## Task prompt
Type out the data below in its entirety, exactly as given.

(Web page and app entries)
○ ○ ○ ○ ○

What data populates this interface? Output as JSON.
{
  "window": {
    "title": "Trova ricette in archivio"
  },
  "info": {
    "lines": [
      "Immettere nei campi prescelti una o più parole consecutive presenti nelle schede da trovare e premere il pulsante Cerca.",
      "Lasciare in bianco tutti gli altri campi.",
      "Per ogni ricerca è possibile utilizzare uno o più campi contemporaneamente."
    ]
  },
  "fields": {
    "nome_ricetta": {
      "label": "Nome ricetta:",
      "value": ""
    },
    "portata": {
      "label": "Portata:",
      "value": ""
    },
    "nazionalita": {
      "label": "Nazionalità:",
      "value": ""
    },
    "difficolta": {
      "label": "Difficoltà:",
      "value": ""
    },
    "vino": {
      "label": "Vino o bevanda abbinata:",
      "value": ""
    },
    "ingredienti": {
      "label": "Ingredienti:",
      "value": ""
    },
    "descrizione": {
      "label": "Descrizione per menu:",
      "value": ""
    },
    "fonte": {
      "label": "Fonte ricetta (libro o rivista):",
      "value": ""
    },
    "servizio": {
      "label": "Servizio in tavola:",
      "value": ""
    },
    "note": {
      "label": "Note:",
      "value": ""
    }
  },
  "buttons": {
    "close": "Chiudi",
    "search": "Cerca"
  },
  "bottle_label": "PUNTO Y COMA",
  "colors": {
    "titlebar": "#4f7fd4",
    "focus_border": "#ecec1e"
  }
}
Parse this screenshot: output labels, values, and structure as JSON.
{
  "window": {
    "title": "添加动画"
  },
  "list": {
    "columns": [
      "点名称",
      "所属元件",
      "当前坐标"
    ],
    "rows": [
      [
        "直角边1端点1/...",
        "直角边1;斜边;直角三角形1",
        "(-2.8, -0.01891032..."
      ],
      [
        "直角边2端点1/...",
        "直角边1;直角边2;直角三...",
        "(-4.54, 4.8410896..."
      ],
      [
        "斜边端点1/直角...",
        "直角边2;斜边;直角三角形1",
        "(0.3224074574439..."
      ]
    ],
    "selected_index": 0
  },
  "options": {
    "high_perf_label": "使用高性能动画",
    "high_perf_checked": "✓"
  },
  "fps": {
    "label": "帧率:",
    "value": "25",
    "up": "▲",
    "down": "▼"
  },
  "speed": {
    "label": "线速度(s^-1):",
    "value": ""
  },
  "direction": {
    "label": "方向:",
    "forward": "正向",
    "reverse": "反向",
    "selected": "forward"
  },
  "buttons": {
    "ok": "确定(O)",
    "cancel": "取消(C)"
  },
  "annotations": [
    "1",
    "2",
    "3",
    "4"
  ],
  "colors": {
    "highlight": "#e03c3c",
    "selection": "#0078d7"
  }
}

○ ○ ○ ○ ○

## Solution to this problem
What data populates this interface? Output as JSON.
{
  "window": {
    "title": "Trova ricette in archivio"
  },
  "info": {
    "lines": [
      "Immettere nei campi prescelti una o più parole consecutive presenti nelle schede da trovare e premere il pulsante Cerca.",
      "Lasciare in bianco tutti gli altri campi.",
      "Per ogni ricerca è possibile utilizzare uno o più campi contemporaneamente."
    ]
  },
  "fields": {
    "nome_ricetta": {
      "label": "Nome ricetta:",
      "value": ""
    },
    "portata": {
      "label": "Portata:",
      "value": ""
    },
    "nazionalita": {
      "label": "Nazionalità:",
      "value": ""
    },
    "difficolta": {
      "label": "Difficoltà:",
      "value": ""
    },
    "vino": {
      "label": "Vino o bevanda abbinata:",
      "value": ""
    },
    "ingredienti": {
      "label": "Ingredienti:",
      "value": ""
    },
    "descrizione": {
      "label": "Descrizione per menu:",
      "value": ""
    },
    "fonte": {
      "label": "Fonte ricetta (libro o rivista):",
      "value": ""
    },
    "servizio": {
      "label": "Servizio in tavola:",
      "value": ""
    },
    "note": {
      "label": "Note:",
      "value": ""
    }
  },
  "buttons": {
    "close": "Chiudi",
    "search": "Cerca"
  },
  "bottle_label": "PUNTO Y COMA",
  "colors": {
    "titlebar": "#4f7fd4",
    "focus_border": "#ecec1e"
  }
}
Parse this screenshot: output labels, values, and structure as JSON.
{
  "window": {
    "title": "添加动画"
  },
  "list": {
    "columns": [
      "点名称",
      "所属元件",
      "当前坐标"
    ],
    "rows": [
      [
        "直角边1端点1/...",
        "直角边1;斜边;直角三角形1",
        "(-2.8, -0.01891032..."
      ],
      [
        "直角边2端点1/...",
        "直角边1;直角边2;直角三...",
        "(-4.54, 4.8410896..."
      ],
      [
        "斜边端点1/直角...",
        "直角边2;斜边;直角三角形1",
        "(0.3224074574439..."
      ]
    ],
    "selected_index": 0
  },
  "options": {
    "high_perf_label": "使用高性能动画",
    "high_perf_checked": "✓"
  },
  "fps": {
    "label": "帧率:",
    "value": "25",
    "up": "▲",
    "down": "▼"
  },
  "speed": {
    "label": "线速度(s^-1):",
    "value": ""
  },
  "direction": {
    "label": "方向:",
    "forward": "正向",
    "reverse": "反向",
    "selected": "forward"
  },
  "buttons": {
    "ok": "确定(O)",
    "cancel": "取消(C)"
  },
  "annotations": [
    "1",
    "2",
    "3",
    "4"
  ],
  "colors": {
    "highlight": "#e03c3c",
    "selection": "#0078d7"
  }
}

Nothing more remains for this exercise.